* [Exercise brief]:
Repeat the data word for word. Do not include the pictures.

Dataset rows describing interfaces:
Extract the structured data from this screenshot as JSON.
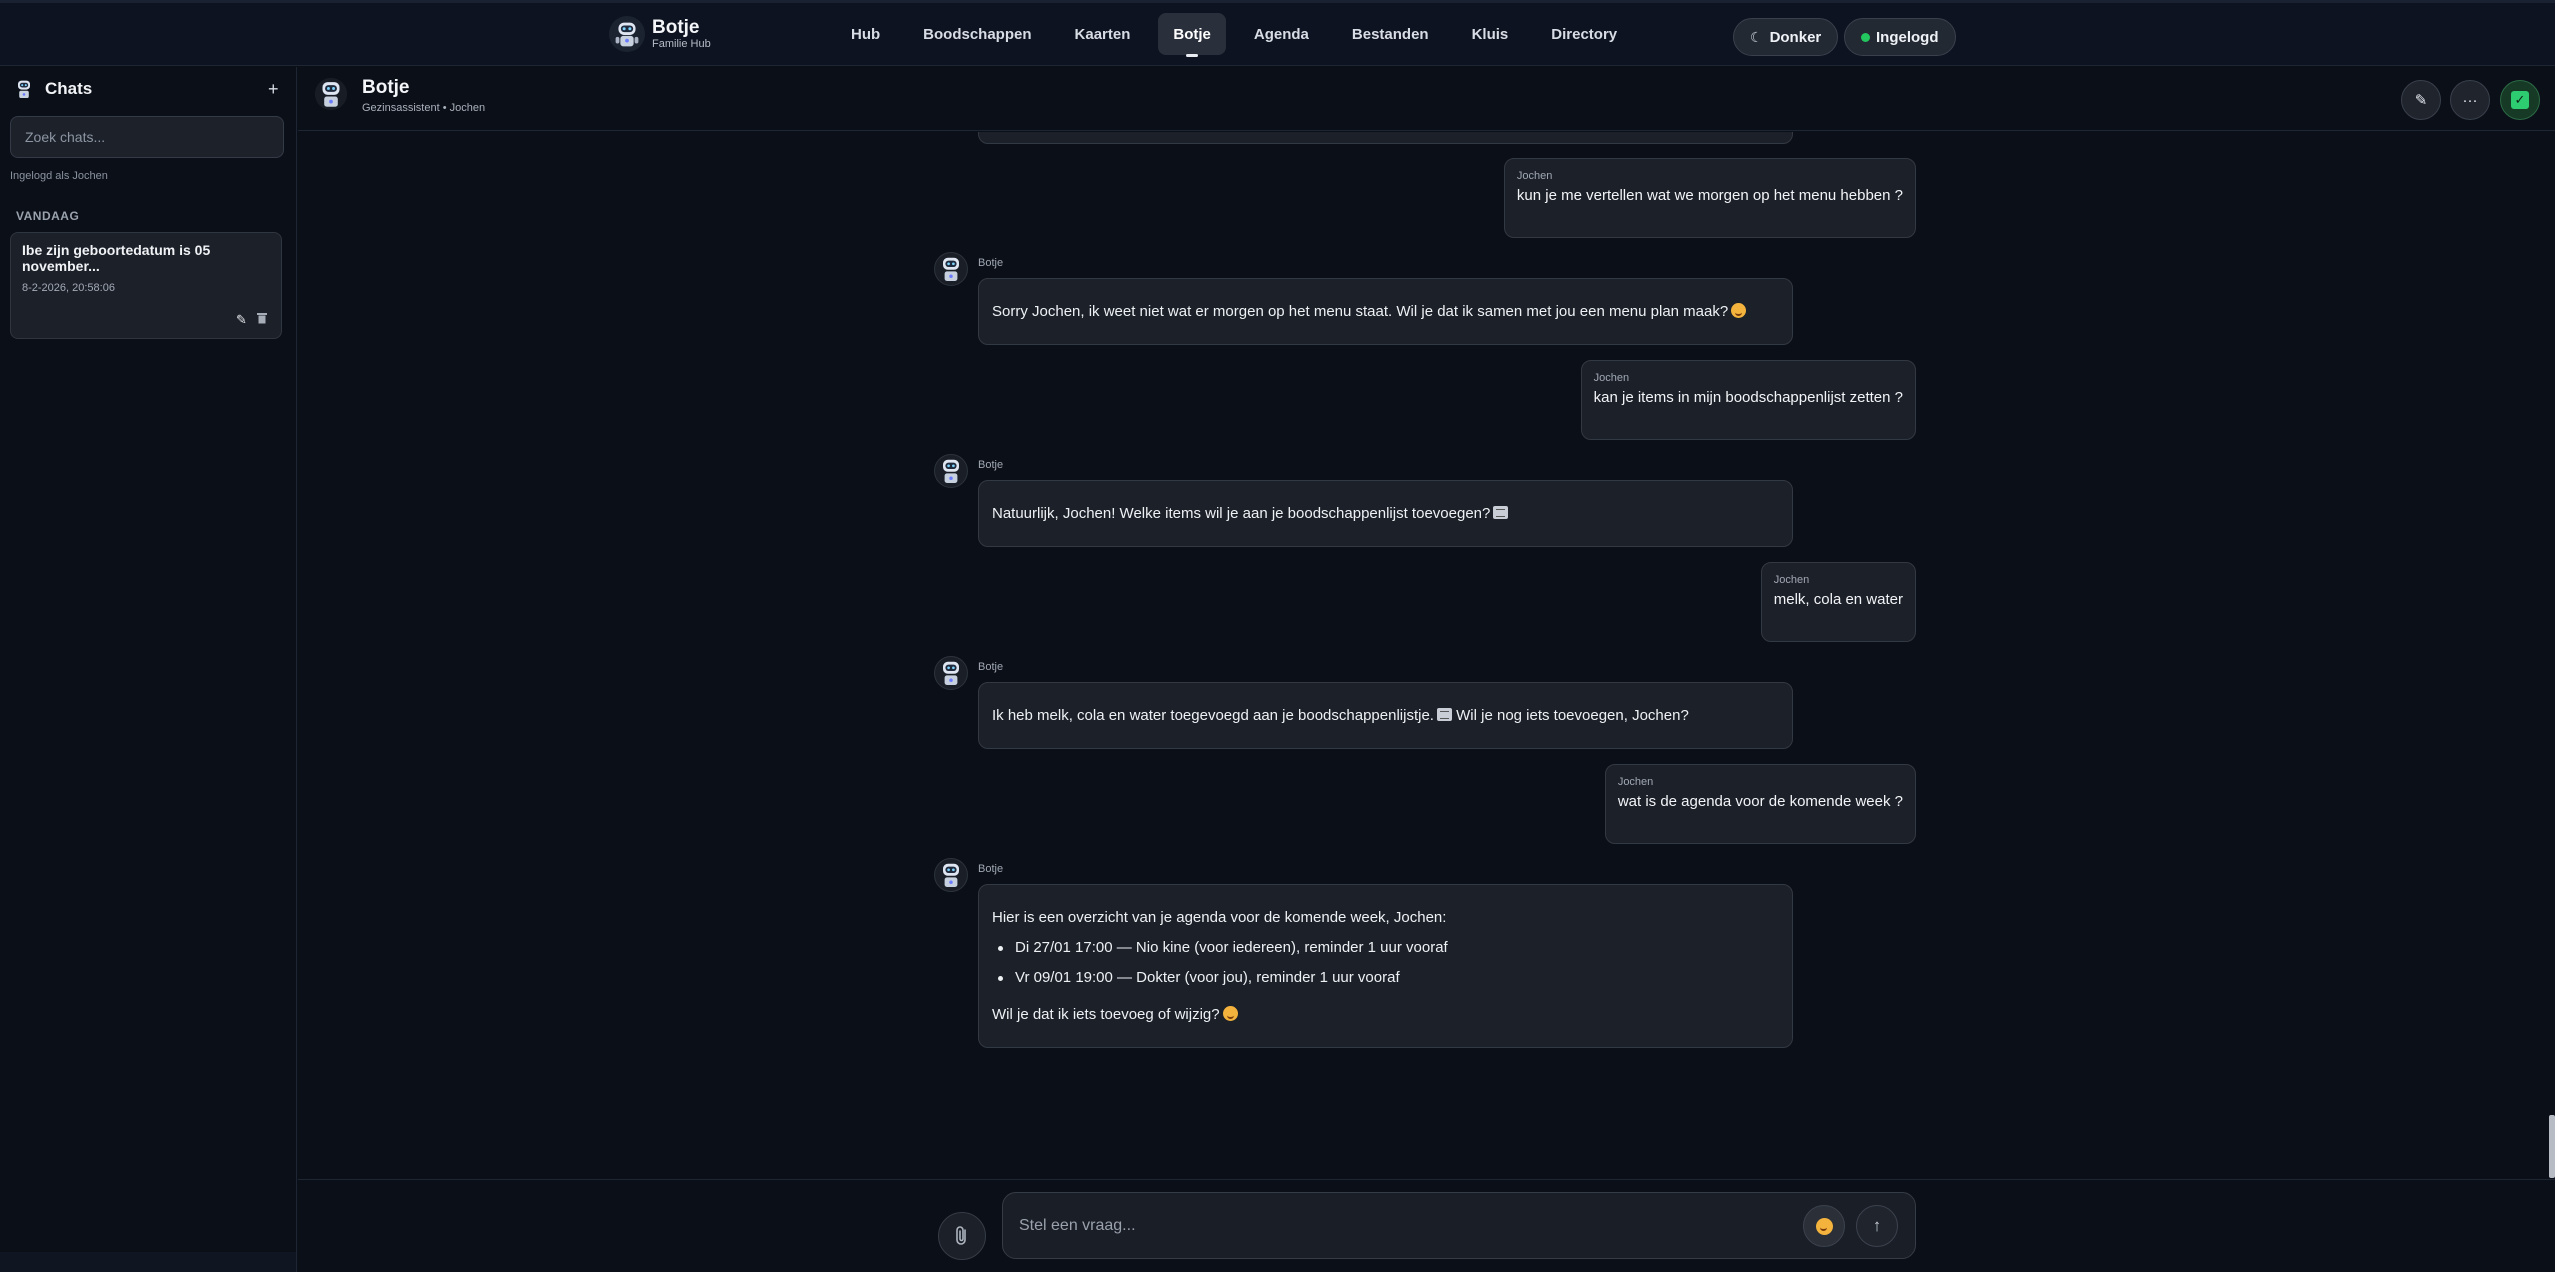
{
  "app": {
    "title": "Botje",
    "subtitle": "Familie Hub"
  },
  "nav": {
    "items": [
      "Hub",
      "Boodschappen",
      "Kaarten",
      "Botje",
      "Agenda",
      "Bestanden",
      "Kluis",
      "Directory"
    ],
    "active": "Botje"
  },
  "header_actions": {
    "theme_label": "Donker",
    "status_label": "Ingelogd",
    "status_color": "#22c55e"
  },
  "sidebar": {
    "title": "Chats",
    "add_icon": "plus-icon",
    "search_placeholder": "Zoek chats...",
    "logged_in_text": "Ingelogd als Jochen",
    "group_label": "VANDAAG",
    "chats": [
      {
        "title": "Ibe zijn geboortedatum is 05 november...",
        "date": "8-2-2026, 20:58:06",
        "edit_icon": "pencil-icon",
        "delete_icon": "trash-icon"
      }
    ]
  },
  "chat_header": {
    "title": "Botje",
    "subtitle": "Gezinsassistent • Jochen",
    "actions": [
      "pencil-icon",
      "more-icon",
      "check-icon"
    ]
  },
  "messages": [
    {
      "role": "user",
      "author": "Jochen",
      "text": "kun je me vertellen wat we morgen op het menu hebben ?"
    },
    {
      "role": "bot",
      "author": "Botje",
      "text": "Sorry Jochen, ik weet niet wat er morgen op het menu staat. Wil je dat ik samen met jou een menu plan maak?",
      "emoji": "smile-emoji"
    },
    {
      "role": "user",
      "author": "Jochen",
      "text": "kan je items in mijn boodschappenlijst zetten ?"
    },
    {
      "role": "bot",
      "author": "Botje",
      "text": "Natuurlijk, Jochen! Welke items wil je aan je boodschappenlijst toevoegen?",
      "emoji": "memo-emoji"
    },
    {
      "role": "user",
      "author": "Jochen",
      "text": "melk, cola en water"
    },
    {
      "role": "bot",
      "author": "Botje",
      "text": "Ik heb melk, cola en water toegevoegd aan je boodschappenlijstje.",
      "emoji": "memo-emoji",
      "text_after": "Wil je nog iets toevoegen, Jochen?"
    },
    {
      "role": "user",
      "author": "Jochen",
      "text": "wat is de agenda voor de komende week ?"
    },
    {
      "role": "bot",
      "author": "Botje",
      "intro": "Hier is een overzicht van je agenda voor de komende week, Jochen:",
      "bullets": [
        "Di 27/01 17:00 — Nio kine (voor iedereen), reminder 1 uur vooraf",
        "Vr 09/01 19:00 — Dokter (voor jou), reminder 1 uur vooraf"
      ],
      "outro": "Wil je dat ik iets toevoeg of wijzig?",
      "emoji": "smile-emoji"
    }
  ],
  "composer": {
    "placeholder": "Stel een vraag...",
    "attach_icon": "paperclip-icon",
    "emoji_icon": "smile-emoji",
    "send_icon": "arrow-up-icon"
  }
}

* [Answer to the problem]:
Extract the structured data from this screenshot as JSON.
{
  "app": {
    "title": "Botje",
    "subtitle": "Familie Hub"
  },
  "nav": {
    "items": [
      "Hub",
      "Boodschappen",
      "Kaarten",
      "Botje",
      "Agenda",
      "Bestanden",
      "Kluis",
      "Directory"
    ],
    "active": "Botje"
  },
  "header_actions": {
    "theme_label": "Donker",
    "status_label": "Ingelogd",
    "status_color": "#22c55e"
  },
  "sidebar": {
    "title": "Chats",
    "add_icon": "plus-icon",
    "search_placeholder": "Zoek chats...",
    "logged_in_text": "Ingelogd als Jochen",
    "group_label": "VANDAAG",
    "chats": [
      {
        "title": "Ibe zijn geboortedatum is 05 november...",
        "date": "8-2-2026, 20:58:06",
        "edit_icon": "pencil-icon",
        "delete_icon": "trash-icon"
      }
    ]
  },
  "chat_header": {
    "title": "Botje",
    "subtitle": "Gezinsassistent • Jochen",
    "actions": [
      "pencil-icon",
      "more-icon",
      "check-icon"
    ]
  },
  "messages": [
    {
      "role": "user",
      "author": "Jochen",
      "text": "kun je me vertellen wat we morgen op het menu hebben ?"
    },
    {
      "role": "bot",
      "author": "Botje",
      "text": "Sorry Jochen, ik weet niet wat er morgen op het menu staat. Wil je dat ik samen met jou een menu plan maak?",
      "emoji": "smile-emoji"
    },
    {
      "role": "user",
      "author": "Jochen",
      "text": "kan je items in mijn boodschappenlijst zetten ?"
    },
    {
      "role": "bot",
      "author": "Botje",
      "text": "Natuurlijk, Jochen! Welke items wil je aan je boodschappenlijst toevoegen?",
      "emoji": "memo-emoji"
    },
    {
      "role": "user",
      "author": "Jochen",
      "text": "melk, cola en water"
    },
    {
      "role": "bot",
      "author": "Botje",
      "text": "Ik heb melk, cola en water toegevoegd aan je boodschappenlijstje.",
      "emoji": "memo-emoji",
      "text_after": "Wil je nog iets toevoegen, Jochen?"
    },
    {
      "role": "user",
      "author": "Jochen",
      "text": "wat is de agenda voor de komende week ?"
    },
    {
      "role": "bot",
      "author": "Botje",
      "intro": "Hier is een overzicht van je agenda voor de komende week, Jochen:",
      "bullets": [
        "Di 27/01 17:00 — Nio kine (voor iedereen), reminder 1 uur vooraf",
        "Vr 09/01 19:00 — Dokter (voor jou), reminder 1 uur vooraf"
      ],
      "outro": "Wil je dat ik iets toevoeg of wijzig?",
      "emoji": "smile-emoji"
    }
  ],
  "composer": {
    "placeholder": "Stel een vraag...",
    "attach_icon": "paperclip-icon",
    "emoji_icon": "smile-emoji",
    "send_icon": "arrow-up-icon"
  }
}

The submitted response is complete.